**Your instructions**:
Every line below that holds the string "duration" must be copied.

(The data Opens)

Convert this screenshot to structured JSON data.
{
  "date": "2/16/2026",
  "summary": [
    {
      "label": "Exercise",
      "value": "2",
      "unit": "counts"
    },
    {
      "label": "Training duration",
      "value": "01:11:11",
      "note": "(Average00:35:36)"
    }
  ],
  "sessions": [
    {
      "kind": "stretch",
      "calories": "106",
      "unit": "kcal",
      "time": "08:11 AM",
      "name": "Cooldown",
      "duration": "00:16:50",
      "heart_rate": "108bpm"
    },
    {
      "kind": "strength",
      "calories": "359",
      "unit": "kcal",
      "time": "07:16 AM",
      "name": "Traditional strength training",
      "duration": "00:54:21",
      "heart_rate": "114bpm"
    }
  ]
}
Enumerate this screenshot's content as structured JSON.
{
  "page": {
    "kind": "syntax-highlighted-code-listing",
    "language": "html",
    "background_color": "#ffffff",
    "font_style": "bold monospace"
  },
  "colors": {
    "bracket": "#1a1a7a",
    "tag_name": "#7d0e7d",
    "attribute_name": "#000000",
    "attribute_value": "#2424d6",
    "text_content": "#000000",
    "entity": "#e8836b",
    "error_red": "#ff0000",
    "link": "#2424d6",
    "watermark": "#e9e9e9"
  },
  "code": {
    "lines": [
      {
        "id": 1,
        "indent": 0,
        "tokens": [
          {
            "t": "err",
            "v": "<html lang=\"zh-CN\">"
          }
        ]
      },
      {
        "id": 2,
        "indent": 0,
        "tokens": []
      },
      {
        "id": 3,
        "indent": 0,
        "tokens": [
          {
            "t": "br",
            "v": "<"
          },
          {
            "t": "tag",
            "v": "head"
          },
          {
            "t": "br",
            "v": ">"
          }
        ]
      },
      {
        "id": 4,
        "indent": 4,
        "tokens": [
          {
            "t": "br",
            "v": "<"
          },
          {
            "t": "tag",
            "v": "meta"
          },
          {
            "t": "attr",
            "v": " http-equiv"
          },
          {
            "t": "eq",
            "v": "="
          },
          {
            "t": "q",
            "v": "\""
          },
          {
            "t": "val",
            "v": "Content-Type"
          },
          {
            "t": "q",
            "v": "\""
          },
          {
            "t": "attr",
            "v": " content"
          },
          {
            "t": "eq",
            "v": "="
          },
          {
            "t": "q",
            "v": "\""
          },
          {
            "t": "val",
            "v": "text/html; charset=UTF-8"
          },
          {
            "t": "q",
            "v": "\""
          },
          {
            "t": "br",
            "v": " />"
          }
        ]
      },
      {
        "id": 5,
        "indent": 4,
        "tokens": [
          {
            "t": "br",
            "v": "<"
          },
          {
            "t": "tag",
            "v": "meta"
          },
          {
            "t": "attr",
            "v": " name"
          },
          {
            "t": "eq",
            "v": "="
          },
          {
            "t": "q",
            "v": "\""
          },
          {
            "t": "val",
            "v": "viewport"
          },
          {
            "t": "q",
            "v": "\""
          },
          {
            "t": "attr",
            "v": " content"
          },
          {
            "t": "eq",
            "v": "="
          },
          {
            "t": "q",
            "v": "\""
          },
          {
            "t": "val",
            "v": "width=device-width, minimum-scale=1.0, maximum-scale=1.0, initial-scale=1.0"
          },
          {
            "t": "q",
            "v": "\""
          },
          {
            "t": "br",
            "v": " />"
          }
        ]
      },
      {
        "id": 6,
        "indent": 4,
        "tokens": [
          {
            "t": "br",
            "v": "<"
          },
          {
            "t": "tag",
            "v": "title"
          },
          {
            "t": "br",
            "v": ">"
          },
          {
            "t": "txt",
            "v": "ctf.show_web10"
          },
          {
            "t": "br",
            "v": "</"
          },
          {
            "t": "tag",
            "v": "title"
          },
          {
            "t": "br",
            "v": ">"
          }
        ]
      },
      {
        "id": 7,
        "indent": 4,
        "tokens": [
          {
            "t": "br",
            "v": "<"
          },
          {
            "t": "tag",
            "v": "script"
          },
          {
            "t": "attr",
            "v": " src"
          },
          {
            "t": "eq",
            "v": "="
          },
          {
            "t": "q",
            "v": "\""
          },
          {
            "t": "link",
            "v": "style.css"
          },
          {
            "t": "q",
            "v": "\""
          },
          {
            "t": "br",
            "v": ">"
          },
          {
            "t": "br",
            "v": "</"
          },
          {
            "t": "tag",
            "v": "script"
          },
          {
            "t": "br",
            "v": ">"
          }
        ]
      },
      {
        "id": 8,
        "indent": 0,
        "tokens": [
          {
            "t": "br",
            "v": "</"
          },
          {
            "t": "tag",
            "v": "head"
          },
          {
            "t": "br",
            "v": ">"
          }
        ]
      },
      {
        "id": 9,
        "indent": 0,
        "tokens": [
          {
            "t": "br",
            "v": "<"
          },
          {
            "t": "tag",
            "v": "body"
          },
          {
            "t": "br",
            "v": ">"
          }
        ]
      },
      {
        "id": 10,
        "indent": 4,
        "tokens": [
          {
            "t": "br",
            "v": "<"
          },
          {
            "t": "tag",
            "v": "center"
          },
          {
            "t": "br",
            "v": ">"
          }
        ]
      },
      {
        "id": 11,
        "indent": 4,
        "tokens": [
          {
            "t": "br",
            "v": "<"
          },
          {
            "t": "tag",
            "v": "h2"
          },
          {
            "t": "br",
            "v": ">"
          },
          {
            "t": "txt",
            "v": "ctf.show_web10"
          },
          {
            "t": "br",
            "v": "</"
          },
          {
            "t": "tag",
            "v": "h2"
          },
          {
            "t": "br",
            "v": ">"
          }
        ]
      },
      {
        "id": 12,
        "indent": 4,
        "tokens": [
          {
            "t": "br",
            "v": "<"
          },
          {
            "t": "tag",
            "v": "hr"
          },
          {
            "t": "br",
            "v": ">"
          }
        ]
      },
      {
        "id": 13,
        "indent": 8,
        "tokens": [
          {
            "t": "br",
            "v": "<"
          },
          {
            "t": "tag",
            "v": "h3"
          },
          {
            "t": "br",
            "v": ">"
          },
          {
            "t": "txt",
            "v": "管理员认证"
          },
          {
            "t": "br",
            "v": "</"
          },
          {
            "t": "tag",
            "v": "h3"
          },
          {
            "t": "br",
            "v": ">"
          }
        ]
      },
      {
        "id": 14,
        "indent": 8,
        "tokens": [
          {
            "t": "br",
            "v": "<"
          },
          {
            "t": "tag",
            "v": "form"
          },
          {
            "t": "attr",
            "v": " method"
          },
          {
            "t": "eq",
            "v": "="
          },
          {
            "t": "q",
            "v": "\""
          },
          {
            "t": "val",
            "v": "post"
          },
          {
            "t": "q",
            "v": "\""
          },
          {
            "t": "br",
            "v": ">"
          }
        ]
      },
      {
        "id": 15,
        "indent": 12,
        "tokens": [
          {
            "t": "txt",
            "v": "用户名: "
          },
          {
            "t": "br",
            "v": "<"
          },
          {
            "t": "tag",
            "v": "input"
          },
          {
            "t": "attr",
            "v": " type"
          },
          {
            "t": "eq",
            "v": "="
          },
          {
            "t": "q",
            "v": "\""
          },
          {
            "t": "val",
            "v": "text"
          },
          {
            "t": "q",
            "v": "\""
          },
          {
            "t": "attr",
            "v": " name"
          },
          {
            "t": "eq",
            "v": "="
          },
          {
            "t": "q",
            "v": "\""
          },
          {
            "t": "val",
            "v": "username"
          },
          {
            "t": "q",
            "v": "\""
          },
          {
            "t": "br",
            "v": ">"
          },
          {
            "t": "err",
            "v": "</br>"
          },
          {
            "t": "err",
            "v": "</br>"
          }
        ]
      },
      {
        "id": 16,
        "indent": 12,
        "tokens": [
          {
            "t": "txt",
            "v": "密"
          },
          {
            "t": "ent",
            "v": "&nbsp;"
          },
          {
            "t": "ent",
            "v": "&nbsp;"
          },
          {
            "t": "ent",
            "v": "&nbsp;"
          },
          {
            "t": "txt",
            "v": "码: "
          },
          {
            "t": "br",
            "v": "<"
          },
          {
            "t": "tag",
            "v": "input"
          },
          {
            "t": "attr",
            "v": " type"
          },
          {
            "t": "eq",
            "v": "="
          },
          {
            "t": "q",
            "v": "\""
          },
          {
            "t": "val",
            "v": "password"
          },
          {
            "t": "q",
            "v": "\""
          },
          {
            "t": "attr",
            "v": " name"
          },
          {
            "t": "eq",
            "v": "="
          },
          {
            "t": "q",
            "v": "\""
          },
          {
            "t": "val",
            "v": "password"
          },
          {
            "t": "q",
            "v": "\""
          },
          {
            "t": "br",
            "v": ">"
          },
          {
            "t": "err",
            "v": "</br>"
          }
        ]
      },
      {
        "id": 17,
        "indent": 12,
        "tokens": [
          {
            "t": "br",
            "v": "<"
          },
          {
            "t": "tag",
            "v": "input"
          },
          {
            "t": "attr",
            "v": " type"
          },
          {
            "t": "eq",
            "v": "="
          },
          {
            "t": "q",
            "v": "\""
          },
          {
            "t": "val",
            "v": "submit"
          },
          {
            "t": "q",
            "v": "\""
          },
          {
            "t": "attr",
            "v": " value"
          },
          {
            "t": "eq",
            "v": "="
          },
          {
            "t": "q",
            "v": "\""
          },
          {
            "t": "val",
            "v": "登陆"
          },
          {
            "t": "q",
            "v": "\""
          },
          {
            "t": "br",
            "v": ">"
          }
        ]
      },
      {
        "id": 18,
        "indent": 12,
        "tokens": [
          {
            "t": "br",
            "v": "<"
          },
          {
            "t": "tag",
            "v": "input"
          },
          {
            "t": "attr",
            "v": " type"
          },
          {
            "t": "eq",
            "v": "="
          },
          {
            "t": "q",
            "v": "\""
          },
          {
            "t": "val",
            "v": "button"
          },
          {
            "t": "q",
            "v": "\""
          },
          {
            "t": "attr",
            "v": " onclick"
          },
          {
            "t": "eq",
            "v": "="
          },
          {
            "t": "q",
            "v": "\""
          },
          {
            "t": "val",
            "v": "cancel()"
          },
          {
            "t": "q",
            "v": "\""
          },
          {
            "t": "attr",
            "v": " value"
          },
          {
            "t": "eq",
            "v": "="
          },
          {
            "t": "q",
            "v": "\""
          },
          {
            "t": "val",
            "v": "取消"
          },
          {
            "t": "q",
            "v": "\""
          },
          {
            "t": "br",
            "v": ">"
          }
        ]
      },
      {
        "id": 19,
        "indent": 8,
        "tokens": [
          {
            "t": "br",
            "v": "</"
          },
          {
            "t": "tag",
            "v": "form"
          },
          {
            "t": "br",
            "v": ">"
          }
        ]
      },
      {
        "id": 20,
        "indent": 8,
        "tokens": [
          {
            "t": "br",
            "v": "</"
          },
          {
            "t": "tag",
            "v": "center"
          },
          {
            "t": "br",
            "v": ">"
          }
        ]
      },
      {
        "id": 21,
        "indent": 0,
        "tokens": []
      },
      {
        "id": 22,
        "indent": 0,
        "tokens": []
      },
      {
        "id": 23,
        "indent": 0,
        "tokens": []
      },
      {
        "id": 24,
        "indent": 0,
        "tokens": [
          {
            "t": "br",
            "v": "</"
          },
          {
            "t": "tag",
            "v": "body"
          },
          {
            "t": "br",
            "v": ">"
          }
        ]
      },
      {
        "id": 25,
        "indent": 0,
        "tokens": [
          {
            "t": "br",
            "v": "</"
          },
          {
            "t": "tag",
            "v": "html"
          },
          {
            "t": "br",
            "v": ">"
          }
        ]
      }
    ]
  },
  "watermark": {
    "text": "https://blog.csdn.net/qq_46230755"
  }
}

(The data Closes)

**Finished task**:
      "label": "Training duration",
      "duration": "00:16:50",
      "duration": "00:54:21",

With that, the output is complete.